Asset quality headwinds and margin pressure persist
We maintain our Underperform rating on SBI at this juncture with a 12-month price target of R1,915. We are not changing our earnings and would prefer to wait to get more visibility on future margins and loan growth that we think could moderate. Further, credit costs may also remain elevated given the slower provision cover. We would like to see more visibility on a sustained improvement in both asset quality and earnings.
Weaker asset quality and rising possibility of disappointment on margins may lead to weak earnings trajectory. Hence, SBI may narrow the steep premium it trades at, with other government banks given above average slippage rate and largely similar RoEs (returns on equity).
Valuations : We think the stock trading at 1.6/1.4x FY13/14 adjusted book value (after adjusted for subsidiaries value) may not re-rate given asset quality headwinds, challenges on loan growth and fees and RoE of 15/16% in FY13/14. Moreover, SBI still trades more than 40-50% premium to front line state-owned banks despite similar RoEs and higher delinquency. Non-bank business adds R206 per share and R278 per share for associate banks to form our price objective of R1,915. Our price target is benchmarked to the Gordon model theory. Downside risks are a sharper than estimated rise in NPLs (non-performing loans) and no policy rate cuts. Upside risks are recovery in macro and upside to asset quality and growth.
SBI lowers its Q2FY13 slippage numbers: SBI, in an investor call, highlighted that its gross slippages which it had reported at R85 billion on Nov 9 (when it announced its Q2FY13 results) were actually lower at R71 billion. As per SBI, they had ‘double counted’ as these were loans that were classified as NPLs during the quarter but had been upgraded during the quarter itself, as they moved into restructuring. Hence, as per accounting norms, they can be ‘netted off’ while reporting “gross slippage” numbers. Accordingly, SBI lowered its slippage numbers and also its upgradation numbers by the same amount (R14 billion) from R31 billion to R16.6 billion. However, net increase in slippages and NPL ratios remain unchanged.
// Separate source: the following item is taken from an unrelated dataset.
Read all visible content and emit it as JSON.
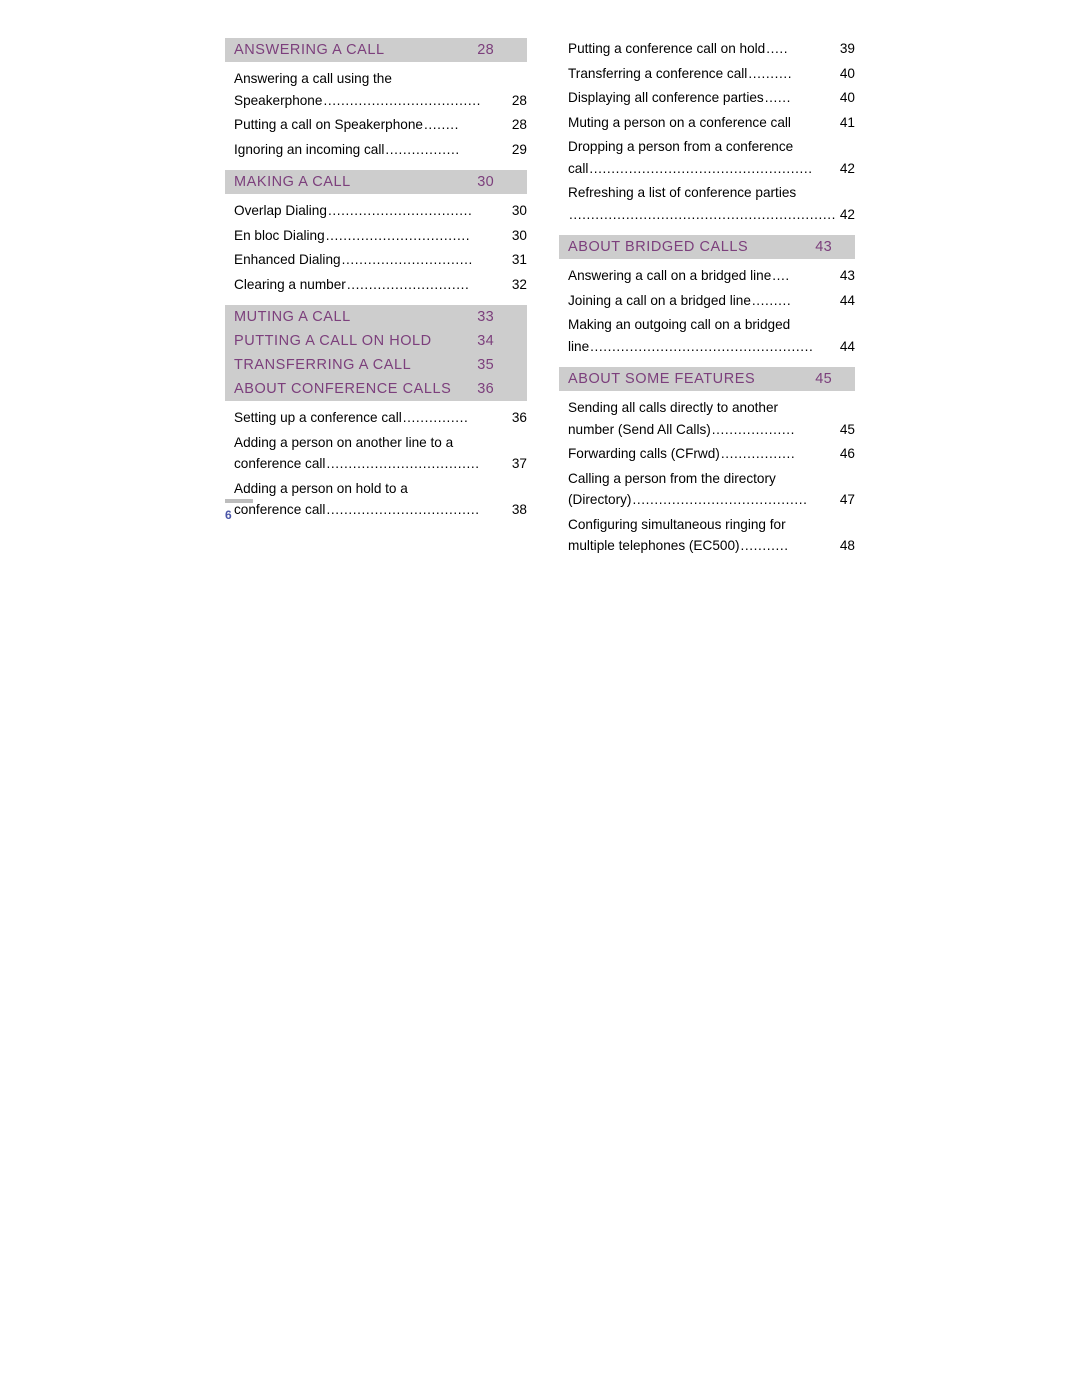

While headlines numbers better; asset quality worries persist: While headlines numbers appear better, the overall asset quality worries and even the disappointment arising from high slippages remains–as these were loans that had “slipped” though the bank was able to restructure the same (and upgraded them). Moreover,